Segment Start: DATASET RECORDS

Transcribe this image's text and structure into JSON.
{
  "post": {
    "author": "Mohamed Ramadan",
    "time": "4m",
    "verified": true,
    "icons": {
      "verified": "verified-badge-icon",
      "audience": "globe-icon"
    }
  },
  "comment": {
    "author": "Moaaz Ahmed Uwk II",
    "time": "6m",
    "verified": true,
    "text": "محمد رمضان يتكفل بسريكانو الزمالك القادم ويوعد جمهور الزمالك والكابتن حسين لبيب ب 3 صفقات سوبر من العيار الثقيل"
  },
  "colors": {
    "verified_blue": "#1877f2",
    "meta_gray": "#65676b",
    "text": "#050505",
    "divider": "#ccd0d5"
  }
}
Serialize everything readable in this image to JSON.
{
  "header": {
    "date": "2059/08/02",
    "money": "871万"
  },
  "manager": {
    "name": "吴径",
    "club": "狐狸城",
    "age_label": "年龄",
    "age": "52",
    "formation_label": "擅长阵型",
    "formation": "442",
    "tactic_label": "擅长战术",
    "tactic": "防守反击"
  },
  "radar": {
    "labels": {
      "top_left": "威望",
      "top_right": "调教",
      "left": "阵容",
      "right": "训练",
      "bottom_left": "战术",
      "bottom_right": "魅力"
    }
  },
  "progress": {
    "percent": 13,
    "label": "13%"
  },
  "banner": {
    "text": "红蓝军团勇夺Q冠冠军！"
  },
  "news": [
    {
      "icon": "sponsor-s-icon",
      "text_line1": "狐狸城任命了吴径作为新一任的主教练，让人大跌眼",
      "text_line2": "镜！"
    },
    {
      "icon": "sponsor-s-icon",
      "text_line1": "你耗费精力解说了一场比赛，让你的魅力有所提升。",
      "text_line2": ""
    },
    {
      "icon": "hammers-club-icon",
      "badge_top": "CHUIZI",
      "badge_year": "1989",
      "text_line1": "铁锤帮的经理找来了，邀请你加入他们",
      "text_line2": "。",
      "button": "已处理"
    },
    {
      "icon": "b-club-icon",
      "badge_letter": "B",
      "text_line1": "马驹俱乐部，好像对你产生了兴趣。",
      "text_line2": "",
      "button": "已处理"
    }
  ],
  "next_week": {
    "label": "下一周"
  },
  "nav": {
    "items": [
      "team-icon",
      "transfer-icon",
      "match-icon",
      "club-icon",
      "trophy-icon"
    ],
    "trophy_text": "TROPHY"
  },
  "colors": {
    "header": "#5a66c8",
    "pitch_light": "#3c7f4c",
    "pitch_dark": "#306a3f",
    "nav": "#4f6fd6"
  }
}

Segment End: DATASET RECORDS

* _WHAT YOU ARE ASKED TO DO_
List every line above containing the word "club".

* _REPLY TO THE TASK_
    "club": "狐狸城",
      "icon": "hammers-club-icon",
      "icon": "b-club-icon",
      "club-icon",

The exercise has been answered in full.